“We rented a motel room across the street from Woodbine race track to work in,” he said. “The place isn’t even there anymore. We figured that it was a great location--we’d spend part of the day thinking up questions, then we’d spend the rest of the time playing the horses. But we got busy and it never happened. We were there three years, and didn’t cross the street once.”

Abbott and John Haney have been to horse auctions in Kentucky, where they have been paying between $50,000 and $100,000 for stock. At Woodbine, they won the 1987 Victoria Stakes for 2-year-olds with Dapple Dancer. It was the first time they had run a horse in a stake and only their second victory overall.

They now have 10 horses in training, headed by Charlie Barley, a son of Affirmed out of Au Printempts, the same dam who produced Success Express, winner of the Breeders’ Cup Juvenile at Santa Anita in 1987. Had Charlie Barley been offered for sale after Success Express’ victory, he probably would have cost considerably more than $50,000.

“When Dapple Dancer won that first stake, we didn’t have any idea how difficult it was to get a horse who could win a stake,” Abbott said. “Then to win three more stakes that year, it seemed to be getting kind of ridiculous.”


Both Abbott and Haney have established a goal. “We’re in racing to run horses, not breed them,” Haney said. “We’d like to win the Queen’s Plate.”

That’s a Woodbine race that was first run in 1860. The creators of Trivial Pursuit are obviously thinking big.

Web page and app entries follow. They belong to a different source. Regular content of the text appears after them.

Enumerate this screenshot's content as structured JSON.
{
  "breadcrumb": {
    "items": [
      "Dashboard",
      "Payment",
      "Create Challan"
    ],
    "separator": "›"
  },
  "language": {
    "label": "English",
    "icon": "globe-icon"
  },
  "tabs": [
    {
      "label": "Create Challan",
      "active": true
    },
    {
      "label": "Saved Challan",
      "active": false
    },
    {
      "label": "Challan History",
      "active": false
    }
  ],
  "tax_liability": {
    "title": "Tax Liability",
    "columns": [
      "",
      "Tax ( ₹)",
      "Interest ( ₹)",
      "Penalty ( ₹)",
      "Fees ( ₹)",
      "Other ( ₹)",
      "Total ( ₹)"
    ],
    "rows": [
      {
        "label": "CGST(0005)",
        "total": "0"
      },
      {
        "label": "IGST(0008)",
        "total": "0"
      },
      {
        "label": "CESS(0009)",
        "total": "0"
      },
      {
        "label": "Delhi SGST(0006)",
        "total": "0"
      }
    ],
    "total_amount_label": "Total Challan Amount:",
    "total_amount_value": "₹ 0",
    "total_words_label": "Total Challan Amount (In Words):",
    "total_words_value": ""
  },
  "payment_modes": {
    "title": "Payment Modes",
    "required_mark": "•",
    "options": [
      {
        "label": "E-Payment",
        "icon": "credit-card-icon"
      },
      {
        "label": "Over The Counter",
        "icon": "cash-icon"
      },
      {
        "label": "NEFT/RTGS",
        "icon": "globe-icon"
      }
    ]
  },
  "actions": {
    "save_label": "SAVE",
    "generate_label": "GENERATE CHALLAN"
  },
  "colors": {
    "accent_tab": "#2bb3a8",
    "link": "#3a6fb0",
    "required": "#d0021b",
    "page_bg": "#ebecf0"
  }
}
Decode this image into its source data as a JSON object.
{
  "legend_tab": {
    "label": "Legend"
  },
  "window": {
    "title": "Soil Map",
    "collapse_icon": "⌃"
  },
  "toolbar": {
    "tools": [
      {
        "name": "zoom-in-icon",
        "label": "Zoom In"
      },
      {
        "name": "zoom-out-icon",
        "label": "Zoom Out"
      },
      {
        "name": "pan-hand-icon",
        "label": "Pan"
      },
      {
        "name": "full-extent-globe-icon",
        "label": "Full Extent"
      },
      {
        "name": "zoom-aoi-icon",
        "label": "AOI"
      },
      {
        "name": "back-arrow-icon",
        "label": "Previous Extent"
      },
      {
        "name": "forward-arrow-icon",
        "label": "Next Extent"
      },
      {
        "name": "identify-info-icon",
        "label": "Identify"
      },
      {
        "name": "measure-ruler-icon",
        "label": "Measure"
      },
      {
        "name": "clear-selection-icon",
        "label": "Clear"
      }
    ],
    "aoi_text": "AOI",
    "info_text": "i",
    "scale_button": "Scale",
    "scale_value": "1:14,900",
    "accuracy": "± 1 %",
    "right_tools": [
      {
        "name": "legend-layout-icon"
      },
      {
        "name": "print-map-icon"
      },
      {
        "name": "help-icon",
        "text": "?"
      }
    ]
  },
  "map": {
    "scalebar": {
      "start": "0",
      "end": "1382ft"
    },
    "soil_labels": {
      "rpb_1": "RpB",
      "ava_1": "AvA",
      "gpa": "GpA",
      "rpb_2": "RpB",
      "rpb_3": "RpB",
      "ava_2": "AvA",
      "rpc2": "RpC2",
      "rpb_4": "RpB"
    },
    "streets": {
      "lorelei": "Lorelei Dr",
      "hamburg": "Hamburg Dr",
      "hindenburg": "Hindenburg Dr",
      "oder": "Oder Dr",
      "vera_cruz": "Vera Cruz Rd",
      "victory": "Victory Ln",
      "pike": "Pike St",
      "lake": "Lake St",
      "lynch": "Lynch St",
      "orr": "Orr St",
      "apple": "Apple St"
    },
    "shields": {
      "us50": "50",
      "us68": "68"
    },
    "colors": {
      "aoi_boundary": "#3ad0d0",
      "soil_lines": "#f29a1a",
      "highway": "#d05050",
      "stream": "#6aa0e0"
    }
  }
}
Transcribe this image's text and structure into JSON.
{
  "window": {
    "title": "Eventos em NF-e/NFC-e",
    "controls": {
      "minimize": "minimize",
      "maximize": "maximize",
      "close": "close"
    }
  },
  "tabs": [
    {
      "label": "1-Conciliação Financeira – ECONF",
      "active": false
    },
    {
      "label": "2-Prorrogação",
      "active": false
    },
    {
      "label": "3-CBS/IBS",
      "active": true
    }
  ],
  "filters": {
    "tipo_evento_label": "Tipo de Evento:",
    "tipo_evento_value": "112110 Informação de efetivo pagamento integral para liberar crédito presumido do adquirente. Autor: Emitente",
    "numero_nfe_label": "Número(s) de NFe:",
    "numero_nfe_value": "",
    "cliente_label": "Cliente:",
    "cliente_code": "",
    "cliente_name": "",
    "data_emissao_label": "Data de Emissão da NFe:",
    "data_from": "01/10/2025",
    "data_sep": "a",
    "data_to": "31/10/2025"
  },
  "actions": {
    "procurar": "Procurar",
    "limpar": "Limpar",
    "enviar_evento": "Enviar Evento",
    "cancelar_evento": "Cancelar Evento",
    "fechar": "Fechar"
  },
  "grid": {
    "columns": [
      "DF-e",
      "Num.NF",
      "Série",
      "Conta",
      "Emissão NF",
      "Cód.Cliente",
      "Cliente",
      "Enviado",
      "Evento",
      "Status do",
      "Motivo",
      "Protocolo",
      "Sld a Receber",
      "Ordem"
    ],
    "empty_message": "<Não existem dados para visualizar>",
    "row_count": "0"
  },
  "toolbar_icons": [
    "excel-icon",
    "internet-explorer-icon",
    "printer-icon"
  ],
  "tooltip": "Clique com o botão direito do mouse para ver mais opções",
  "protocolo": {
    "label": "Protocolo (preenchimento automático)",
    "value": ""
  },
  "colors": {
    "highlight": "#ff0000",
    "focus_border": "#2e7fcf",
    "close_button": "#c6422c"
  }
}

Although they can afford to lose, racing is no game to them.